**Requirement:**
Down to the last line, output the records below exactly.
>>>>
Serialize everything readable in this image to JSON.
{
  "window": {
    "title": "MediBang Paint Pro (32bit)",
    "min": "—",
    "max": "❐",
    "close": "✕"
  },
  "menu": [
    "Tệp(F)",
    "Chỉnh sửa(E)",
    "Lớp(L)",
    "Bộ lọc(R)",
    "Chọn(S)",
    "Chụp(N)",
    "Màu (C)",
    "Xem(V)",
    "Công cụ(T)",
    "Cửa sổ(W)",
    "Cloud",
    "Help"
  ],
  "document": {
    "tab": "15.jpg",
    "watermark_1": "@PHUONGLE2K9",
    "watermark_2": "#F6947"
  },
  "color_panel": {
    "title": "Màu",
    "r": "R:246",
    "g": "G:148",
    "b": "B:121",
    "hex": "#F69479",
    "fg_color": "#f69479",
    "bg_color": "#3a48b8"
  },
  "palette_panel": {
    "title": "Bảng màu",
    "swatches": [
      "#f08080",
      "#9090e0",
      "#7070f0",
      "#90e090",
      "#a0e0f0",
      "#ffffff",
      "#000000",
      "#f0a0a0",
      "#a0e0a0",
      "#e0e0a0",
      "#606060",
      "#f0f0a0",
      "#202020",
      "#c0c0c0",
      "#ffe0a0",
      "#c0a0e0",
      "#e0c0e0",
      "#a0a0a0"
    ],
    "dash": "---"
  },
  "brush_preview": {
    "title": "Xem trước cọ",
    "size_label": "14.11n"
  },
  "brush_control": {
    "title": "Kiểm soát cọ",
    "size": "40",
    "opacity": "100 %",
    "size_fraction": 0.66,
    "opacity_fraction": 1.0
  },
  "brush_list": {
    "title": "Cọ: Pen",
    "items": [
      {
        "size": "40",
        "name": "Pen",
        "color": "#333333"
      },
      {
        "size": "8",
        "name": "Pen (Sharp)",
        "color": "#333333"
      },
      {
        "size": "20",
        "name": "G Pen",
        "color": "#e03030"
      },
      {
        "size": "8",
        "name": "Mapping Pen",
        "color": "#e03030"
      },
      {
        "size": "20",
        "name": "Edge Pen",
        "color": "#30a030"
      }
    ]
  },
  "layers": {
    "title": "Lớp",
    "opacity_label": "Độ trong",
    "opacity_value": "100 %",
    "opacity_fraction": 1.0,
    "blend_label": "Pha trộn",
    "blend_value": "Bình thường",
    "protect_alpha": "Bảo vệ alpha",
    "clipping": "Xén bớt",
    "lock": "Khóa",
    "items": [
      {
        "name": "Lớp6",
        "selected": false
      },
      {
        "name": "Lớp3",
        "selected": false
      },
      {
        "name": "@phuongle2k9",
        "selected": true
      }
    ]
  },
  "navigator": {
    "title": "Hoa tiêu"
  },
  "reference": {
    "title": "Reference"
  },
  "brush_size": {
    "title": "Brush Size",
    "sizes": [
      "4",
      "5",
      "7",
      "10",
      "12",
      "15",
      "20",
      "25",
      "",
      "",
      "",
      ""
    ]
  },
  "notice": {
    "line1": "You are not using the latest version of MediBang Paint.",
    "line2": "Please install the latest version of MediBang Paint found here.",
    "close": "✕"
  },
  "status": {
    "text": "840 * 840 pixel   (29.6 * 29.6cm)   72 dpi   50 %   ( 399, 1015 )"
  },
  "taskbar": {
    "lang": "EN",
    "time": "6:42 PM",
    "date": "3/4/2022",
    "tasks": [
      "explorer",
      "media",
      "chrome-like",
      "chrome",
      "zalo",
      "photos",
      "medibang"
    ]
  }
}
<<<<
**Final answer:**
Serialize everything readable in this image to JSON.
{
  "window": {
    "title": "MediBang Paint Pro (32bit)",
    "min": "—",
    "max": "❐",
    "close": "✕"
  },
  "menu": [
    "Tệp(F)",
    "Chỉnh sửa(E)",
    "Lớp(L)",
    "Bộ lọc(R)",
    "Chọn(S)",
    "Chụp(N)",
    "Màu (C)",
    "Xem(V)",
    "Công cụ(T)",
    "Cửa sổ(W)",
    "Cloud",
    "Help"
  ],
  "document": {
    "tab": "15.jpg",
    "watermark_1": "@PHUONGLE2K9",
    "watermark_2": "#F6947"
  },
  "color_panel": {
    "title": "Màu",
    "r": "R:246",
    "g": "G:148",
    "b": "B:121",
    "hex": "#F69479",
    "fg_color": "#f69479",
    "bg_color": "#3a48b8"
  },
  "palette_panel": {
    "title": "Bảng màu",
    "swatches": [
      "#f08080",
      "#9090e0",
      "#7070f0",
      "#90e090",
      "#a0e0f0",
      "#ffffff",
      "#000000",
      "#f0a0a0",
      "#a0e0a0",
      "#e0e0a0",
      "#606060",
      "#f0f0a0",
      "#202020",
      "#c0c0c0",
      "#ffe0a0",
      "#c0a0e0",
      "#e0c0e0",
      "#a0a0a0"
    ],
    "dash": "---"
  },
  "brush_preview": {
    "title": "Xem trước cọ",
    "size_label": "14.11n"
  },
  "brush_control": {
    "title": "Kiểm soát cọ",
    "size": "40",
    "opacity": "100 %",
    "size_fraction": 0.66,
    "opacity_fraction": 1.0
  },
  "brush_list": {
    "title": "Cọ: Pen",
    "items": [
      {
        "size": "40",
        "name": "Pen",
        "color": "#333333"
      },
      {
        "size": "8",
        "name": "Pen (Sharp)",
        "color": "#333333"
      },
      {
        "size": "20",
        "name": "G Pen",
        "color": "#e03030"
      },
      {
        "size": "8",
        "name": "Mapping Pen",
        "color": "#e03030"
      },
      {
        "size": "20",
        "name": "Edge Pen",
        "color": "#30a030"
      }
    ]
  },
  "layers": {
    "title": "Lớp",
    "opacity_label": "Độ trong",
    "opacity_value": "100 %",
    "opacity_fraction": 1.0,
    "blend_label": "Pha trộn",
    "blend_value": "Bình thường",
    "protect_alpha": "Bảo vệ alpha",
    "clipping": "Xén bớt",
    "lock": "Khóa",
    "items": [
      {
        "name": "Lớp6",
        "selected": false
      },
      {
        "name": "Lớp3",
        "selected": false
      },
      {
        "name": "@phuongle2k9",
        "selected": true
      }
    ]
  },
  "navigator": {
    "title": "Hoa tiêu"
  },
  "reference": {
    "title": "Reference"
  },
  "brush_size": {
    "title": "Brush Size",
    "sizes": [
      "4",
      "5",
      "7",
      "10",
      "12",
      "15",
      "20",
      "25",
      "",
      "",
      "",
      ""
    ]
  },
  "notice": {
    "line1": "You are not using the latest version of MediBang Paint.",
    "line2": "Please install the latest version of MediBang Paint found here.",
    "close": "✕"
  },
  "status": {
    "text": "840 * 840 pixel   (29.6 * 29.6cm)   72 dpi   50 %   ( 399, 1015 )"
  },
  "taskbar": {
    "lang": "EN",
    "time": "6:42 PM",
    "date": "3/4/2022",
    "tasks": [
      "explorer",
      "media",
      "chrome-like",
      "chrome",
      "zalo",
      "photos",
      "medibang"
    ]
  }
}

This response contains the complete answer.